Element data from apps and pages
—————

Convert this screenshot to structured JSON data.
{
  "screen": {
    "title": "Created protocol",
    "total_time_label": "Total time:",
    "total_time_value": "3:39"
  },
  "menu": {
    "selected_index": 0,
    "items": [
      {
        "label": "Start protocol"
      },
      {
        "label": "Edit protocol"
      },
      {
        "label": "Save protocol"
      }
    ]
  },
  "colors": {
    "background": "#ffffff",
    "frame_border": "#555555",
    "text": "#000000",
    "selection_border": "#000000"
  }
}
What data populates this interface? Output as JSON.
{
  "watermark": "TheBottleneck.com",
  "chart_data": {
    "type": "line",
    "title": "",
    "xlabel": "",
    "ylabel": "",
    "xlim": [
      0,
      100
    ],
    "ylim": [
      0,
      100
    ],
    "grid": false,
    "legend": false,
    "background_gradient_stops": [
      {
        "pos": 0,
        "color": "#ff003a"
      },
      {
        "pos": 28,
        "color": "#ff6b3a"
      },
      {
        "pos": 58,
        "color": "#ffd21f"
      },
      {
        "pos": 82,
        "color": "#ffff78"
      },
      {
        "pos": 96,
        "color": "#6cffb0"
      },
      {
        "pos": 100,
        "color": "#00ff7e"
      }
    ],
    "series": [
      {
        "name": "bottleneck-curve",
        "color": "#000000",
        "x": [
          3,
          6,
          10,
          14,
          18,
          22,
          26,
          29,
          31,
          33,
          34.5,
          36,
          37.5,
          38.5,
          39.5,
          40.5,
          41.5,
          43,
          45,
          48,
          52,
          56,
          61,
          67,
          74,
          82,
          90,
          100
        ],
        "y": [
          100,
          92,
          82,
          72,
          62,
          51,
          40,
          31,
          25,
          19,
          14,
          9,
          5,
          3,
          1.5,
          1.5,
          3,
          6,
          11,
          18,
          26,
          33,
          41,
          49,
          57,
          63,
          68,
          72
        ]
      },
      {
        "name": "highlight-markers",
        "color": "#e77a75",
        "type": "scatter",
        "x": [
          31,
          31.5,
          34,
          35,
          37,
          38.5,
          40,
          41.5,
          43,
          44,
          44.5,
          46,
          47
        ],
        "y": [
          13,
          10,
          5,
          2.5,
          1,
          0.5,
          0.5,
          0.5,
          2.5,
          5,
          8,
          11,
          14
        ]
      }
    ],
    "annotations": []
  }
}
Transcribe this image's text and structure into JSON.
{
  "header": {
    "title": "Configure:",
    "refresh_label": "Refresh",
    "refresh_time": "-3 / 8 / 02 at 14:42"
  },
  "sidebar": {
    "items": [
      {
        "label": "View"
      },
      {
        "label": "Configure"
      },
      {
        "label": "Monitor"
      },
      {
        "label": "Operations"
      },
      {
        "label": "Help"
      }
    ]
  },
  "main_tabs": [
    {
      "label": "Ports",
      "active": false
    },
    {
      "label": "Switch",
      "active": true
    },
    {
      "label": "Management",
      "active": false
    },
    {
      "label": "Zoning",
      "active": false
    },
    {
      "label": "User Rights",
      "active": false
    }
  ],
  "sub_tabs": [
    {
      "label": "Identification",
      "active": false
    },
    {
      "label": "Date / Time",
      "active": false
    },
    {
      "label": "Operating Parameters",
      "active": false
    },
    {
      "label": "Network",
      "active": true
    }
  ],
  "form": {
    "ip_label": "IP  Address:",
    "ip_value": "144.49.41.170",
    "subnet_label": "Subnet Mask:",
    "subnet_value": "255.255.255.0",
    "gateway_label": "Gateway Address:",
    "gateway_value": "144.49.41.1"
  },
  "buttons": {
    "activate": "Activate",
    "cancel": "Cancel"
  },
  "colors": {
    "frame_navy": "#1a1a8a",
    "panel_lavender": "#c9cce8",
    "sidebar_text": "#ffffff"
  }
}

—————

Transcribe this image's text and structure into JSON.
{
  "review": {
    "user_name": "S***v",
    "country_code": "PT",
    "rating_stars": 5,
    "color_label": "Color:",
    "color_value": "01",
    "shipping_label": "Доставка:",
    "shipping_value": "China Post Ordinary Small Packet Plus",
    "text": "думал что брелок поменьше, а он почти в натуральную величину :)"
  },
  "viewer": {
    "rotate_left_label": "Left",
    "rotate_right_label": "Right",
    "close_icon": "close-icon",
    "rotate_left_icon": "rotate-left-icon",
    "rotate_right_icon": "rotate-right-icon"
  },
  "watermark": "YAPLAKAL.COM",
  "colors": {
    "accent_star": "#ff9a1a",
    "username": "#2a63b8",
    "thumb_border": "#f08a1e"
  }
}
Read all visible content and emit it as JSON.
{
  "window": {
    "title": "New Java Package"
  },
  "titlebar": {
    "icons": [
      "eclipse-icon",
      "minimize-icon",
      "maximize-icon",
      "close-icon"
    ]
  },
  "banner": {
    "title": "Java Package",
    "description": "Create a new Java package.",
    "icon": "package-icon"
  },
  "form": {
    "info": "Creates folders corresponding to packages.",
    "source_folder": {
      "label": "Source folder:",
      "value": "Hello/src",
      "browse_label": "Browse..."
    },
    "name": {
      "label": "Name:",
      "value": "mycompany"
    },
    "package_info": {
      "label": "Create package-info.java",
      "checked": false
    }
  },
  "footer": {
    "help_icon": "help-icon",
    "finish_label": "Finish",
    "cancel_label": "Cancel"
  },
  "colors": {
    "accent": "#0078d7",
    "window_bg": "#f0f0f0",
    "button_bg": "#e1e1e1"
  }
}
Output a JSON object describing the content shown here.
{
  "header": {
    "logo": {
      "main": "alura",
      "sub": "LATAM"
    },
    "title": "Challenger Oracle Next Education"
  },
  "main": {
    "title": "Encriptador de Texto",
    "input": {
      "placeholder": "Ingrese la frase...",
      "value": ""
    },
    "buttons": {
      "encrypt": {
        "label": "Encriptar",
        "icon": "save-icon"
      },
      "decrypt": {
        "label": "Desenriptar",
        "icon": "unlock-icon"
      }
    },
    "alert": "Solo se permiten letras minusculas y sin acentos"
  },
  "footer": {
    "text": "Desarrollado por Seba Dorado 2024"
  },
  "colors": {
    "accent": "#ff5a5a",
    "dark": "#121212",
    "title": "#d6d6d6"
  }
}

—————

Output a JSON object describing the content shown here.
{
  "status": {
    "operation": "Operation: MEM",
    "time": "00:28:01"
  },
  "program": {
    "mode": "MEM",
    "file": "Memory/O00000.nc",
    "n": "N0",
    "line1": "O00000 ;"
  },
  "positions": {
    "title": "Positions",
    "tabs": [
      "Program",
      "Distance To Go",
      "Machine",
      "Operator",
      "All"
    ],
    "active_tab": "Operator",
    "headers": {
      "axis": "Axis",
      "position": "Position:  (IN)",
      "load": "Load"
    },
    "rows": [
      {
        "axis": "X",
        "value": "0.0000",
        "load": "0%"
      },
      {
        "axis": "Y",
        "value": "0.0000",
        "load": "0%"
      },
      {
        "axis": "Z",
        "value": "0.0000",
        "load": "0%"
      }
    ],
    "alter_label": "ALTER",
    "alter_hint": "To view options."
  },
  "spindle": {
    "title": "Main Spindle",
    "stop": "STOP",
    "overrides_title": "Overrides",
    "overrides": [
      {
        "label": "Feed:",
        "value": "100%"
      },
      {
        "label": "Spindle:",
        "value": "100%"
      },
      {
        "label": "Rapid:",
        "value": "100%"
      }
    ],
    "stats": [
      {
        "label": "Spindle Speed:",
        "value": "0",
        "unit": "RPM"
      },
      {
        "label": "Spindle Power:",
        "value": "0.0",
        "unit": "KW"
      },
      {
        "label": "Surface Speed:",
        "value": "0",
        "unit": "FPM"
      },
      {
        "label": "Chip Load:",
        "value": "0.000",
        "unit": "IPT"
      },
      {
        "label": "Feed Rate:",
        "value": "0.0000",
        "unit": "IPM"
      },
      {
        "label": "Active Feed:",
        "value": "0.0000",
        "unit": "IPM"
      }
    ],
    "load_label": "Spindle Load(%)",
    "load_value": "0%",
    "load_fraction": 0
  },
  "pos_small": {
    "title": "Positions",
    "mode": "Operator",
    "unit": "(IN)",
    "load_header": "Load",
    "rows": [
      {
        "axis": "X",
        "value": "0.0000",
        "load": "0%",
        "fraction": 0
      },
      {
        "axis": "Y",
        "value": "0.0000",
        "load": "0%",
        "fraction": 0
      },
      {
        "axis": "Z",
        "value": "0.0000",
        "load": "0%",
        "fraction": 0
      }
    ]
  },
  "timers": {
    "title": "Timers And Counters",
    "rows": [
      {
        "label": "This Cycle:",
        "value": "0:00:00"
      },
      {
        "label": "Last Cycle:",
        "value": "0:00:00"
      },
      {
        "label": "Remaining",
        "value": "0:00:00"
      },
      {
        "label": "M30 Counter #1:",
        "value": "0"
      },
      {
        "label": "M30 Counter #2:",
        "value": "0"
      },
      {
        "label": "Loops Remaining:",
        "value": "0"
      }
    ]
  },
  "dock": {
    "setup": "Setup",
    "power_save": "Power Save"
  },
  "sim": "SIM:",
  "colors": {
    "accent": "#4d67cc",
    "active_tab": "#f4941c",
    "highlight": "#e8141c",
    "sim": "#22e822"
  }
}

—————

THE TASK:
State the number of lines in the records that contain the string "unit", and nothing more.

SOLUTION FOR THIS EXERCISE:
7